[[ Data for processing open ]]

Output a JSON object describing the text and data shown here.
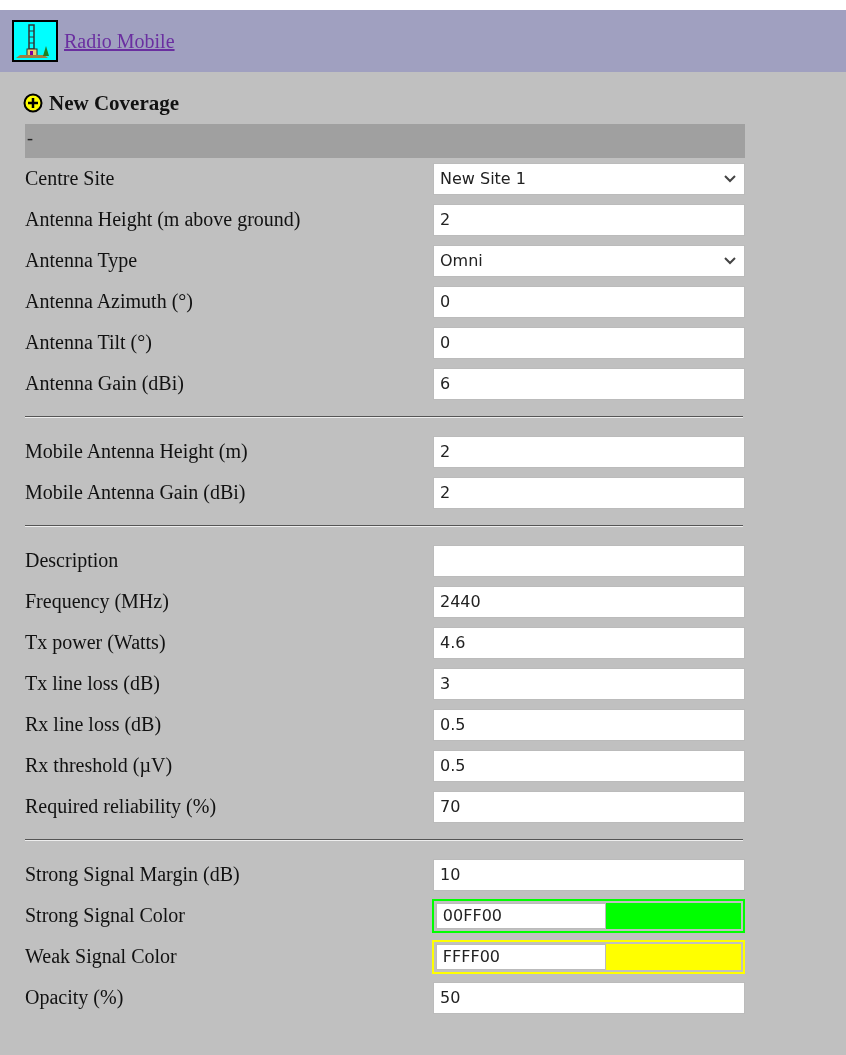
{
  "header": {
    "title": "Radio Mobile"
  },
  "form": {
    "title": "New Coverage",
    "status": "-",
    "sections": [
      [
        {
          "kind": "select",
          "label": "Centre Site",
          "value": "New Site 1"
        },
        {
          "kind": "text",
          "label": "Antenna Height (m above ground)",
          "value": "2"
        },
        {
          "kind": "select",
          "label": "Antenna Type",
          "value": "Omni"
        },
        {
          "kind": "text",
          "label": "Antenna Azimuth (°)",
          "value": "0"
        },
        {
          "kind": "text",
          "label": "Antenna Tilt (°)",
          "value": "0"
        },
        {
          "kind": "text",
          "label": "Antenna Gain (dBi)",
          "value": "6"
        }
      ],
      [
        {
          "kind": "text",
          "label": "Mobile Antenna Height (m)",
          "value": "2"
        },
        {
          "kind": "text",
          "label": "Mobile Antenna Gain (dBi)",
          "value": "2"
        }
      ],
      [
        {
          "kind": "text",
          "label": "Description"
        },
        {
          "kind": "text",
          "label": "Frequency (MHz)",
          "value": "2440"
        },
        {
          "kind": "text",
          "label": "Tx power (Watts)",
          "value": "4.6"
        },
        {
          "kind": "text",
          "label": "Tx line loss (dB)",
          "value": "3"
        },
        {
          "kind": "text",
          "label": "Rx line loss (dB)",
          "value": "0.5"
        },
        {
          "kind": "text",
          "label": "Rx threshold (µV)",
          "value": "0.5"
        },
        {
          "kind": "text",
          "label": "Required reliability (%)",
          "value": "70"
        }
      ],
      [
        {
          "kind": "text",
          "label": "Strong Signal Margin (dB)",
          "value": "10"
        },
        {
          "kind": "color",
          "label": "Strong Signal Color",
          "value": "00FF00",
          "color": "#00ff00"
        },
        {
          "kind": "color",
          "label": "Weak Signal Color",
          "value": "FFFF00",
          "color": "#ffff00"
        },
        {
          "kind": "text",
          "label": "Opacity (%)",
          "value": "50"
        }
      ]
    ]
  }
}
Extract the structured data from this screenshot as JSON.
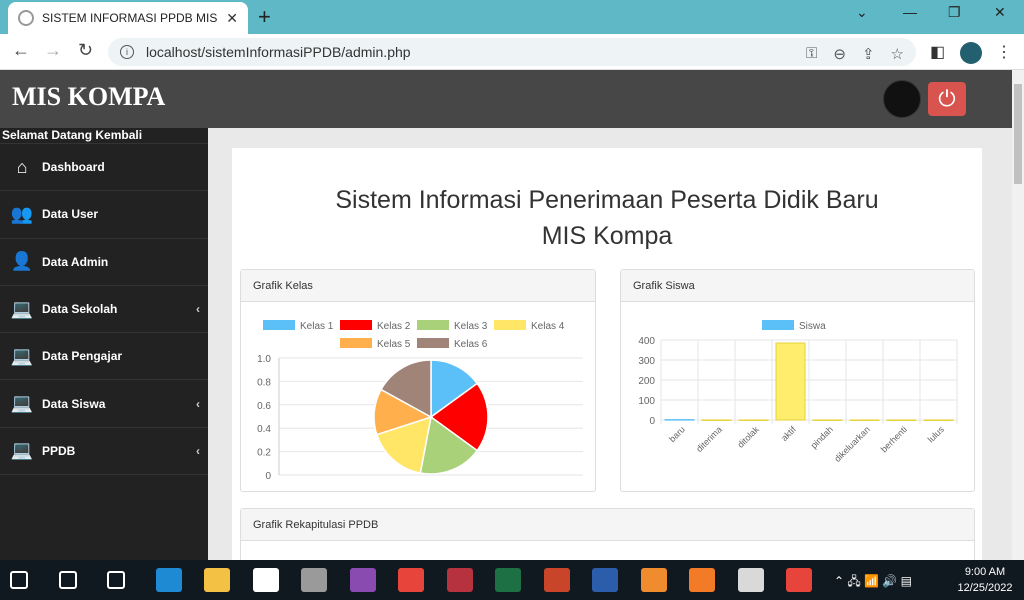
{
  "browser": {
    "tab_title": "SISTEM INFORMASI PPDB MIS KO",
    "url": "localhost/sistemInformasiPPDB/admin.php"
  },
  "app": {
    "brand": "MIS KOMPA",
    "welcome": "Selamat Datang Kembali"
  },
  "sidebar": {
    "items": [
      {
        "label": "Dashboard",
        "icon": "home-icon",
        "glyph": "⌂",
        "has_submenu": false
      },
      {
        "label": "Data User",
        "icon": "users-icon",
        "glyph": "👥",
        "has_submenu": false
      },
      {
        "label": "Data Admin",
        "icon": "user-icon",
        "glyph": "👤",
        "has_submenu": false
      },
      {
        "label": "Data Sekolah",
        "icon": "laptop-icon",
        "glyph": "💻",
        "has_submenu": true
      },
      {
        "label": "Data Pengajar",
        "icon": "laptop-icon",
        "glyph": "💻",
        "has_submenu": false
      },
      {
        "label": "Data Siswa",
        "icon": "laptop-icon",
        "glyph": "💻",
        "has_submenu": true
      },
      {
        "label": "PPDB",
        "icon": "laptop-icon",
        "glyph": "💻",
        "has_submenu": true
      }
    ]
  },
  "main": {
    "title_line1": "Sistem Informasi Penerimaan Peserta Didik Baru",
    "title_line2": "MIS Kompa",
    "cards": {
      "kelas": "Grafik Kelas",
      "siswa": "Grafik Siswa",
      "rekap": "Grafik Rekapitulasi PPDB"
    }
  },
  "chart_data": [
    {
      "type": "pie",
      "title": "Grafik Kelas",
      "categories": [
        "Kelas 1",
        "Kelas 2",
        "Kelas 3",
        "Kelas 4",
        "Kelas 5",
        "Kelas 6"
      ],
      "values": [
        15,
        20,
        18,
        17,
        13,
        17
      ],
      "colors": [
        "#5bc0f8",
        "#ff0000",
        "#a8d17a",
        "#ffe666",
        "#ffb04c",
        "#a08478"
      ],
      "yticks": [
        "1.0",
        "0.8",
        "0.6",
        "0.4",
        "0.2",
        "0"
      ],
      "grid": true,
      "legend": "top"
    },
    {
      "type": "bar",
      "title": "Grafik Siswa",
      "categories": [
        "baru",
        "diterima",
        "ditolak",
        "aktif",
        "pindah",
        "dikeluarkan",
        "berhenti",
        "lulus"
      ],
      "series": [
        {
          "name": "Siswa",
          "values": [
            2,
            0,
            0,
            385,
            0,
            0,
            0,
            0
          ]
        }
      ],
      "bar_color": "#ffee6e",
      "legend_color": "#5bc0f8",
      "ylim": [
        0,
        400
      ],
      "yticks": [
        400,
        300,
        200,
        100,
        0
      ],
      "grid": true,
      "legend": "top"
    }
  ],
  "taskbar": {
    "time": "9:00 AM",
    "date": "12/25/2022",
    "apps": [
      {
        "name": "start-icon",
        "color": "#ffffff"
      },
      {
        "name": "search-icon",
        "color": "#ffffff"
      },
      {
        "name": "task-view-icon",
        "color": "#ffffff"
      },
      {
        "name": "edge-icon",
        "color": "#1f8ad4"
      },
      {
        "name": "file-explorer-icon",
        "color": "#f3c244"
      },
      {
        "name": "store-icon",
        "color": "#ffffff"
      },
      {
        "name": "firewall-icon",
        "color": "#9a9a9a"
      },
      {
        "name": "winrar-icon",
        "color": "#8a4bb0"
      },
      {
        "name": "chrome-icon",
        "color": "#e7453b"
      },
      {
        "name": "access-icon",
        "color": "#b7323f"
      },
      {
        "name": "excel-icon",
        "color": "#1d7044"
      },
      {
        "name": "powerpoint-icon",
        "color": "#c9452a"
      },
      {
        "name": "word-icon",
        "color": "#2c5dab"
      },
      {
        "name": "sublime-icon",
        "color": "#f08c2e"
      },
      {
        "name": "xampp-icon",
        "color": "#f37b27"
      },
      {
        "name": "paint-icon",
        "color": "#d9d9d9"
      },
      {
        "name": "chrome-active-icon",
        "color": "#e7453b"
      }
    ]
  }
}
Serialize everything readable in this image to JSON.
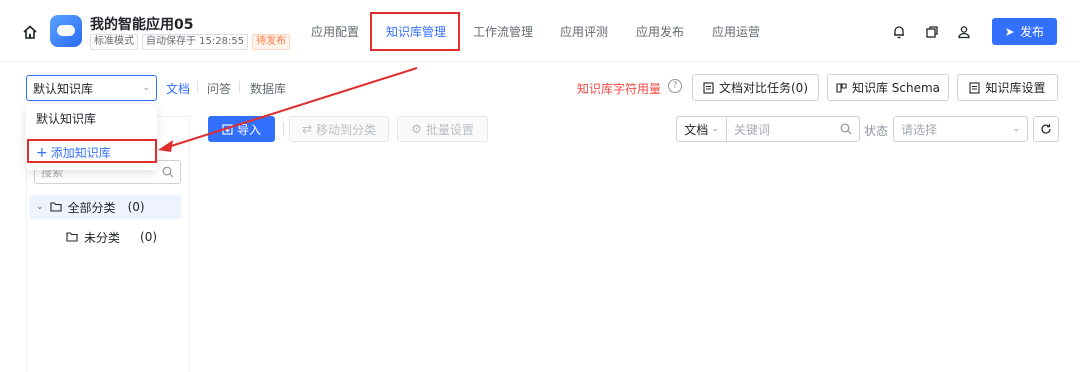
{
  "app": {
    "title": "我的智能应用05",
    "mode_tag": "标准模式",
    "autosave_tag": "自动保存于 15:28:55",
    "status_tag": "待发布"
  },
  "nav": {
    "items": [
      "应用配置",
      "知识库管理",
      "工作流管理",
      "应用评测",
      "应用发布",
      "应用运营"
    ],
    "active_index": 1
  },
  "header_actions": {
    "publish_label": "发布",
    "icons": [
      "bell-icon",
      "copy-icon",
      "user-icon"
    ]
  },
  "kb_selector": {
    "value": "默认知识库"
  },
  "subtabs": [
    "文档",
    "问答",
    "数据库"
  ],
  "right_actions": {
    "usage_label": "知识库字符用量",
    "compare_label": "文档对比任务(0)",
    "schema_label": "知识库 Schema",
    "settings_label": "知识库设置"
  },
  "dropdown": {
    "items": [
      "默认知识库"
    ],
    "add_label": "添加知识库"
  },
  "sidebar": {
    "search_placeholder": "搜索",
    "tree": [
      {
        "label": "全部分类",
        "count": "(0)"
      },
      {
        "label": "未分类",
        "count": "(0)"
      }
    ]
  },
  "toolbar": {
    "import_label": "导入",
    "move_label": "移动到分类",
    "batch_label": "批量设置"
  },
  "filters": {
    "type_value": "文档",
    "keyword_placeholder": "关键词",
    "status_label": "状态",
    "status_placeholder": "请选择"
  },
  "colors": {
    "accent": "#3370ff",
    "annotation_red": "#e02d2d",
    "pending_orange": "#ff7a45"
  }
}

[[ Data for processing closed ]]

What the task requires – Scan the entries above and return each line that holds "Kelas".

Completed task –
      "kelas": "Grafik Kelas",
      "title": "Grafik Kelas",
        "Kelas 1",
        "Kelas 2",
        "Kelas 3",
        "Kelas 4",
        "Kelas 5",
        "Kelas 6"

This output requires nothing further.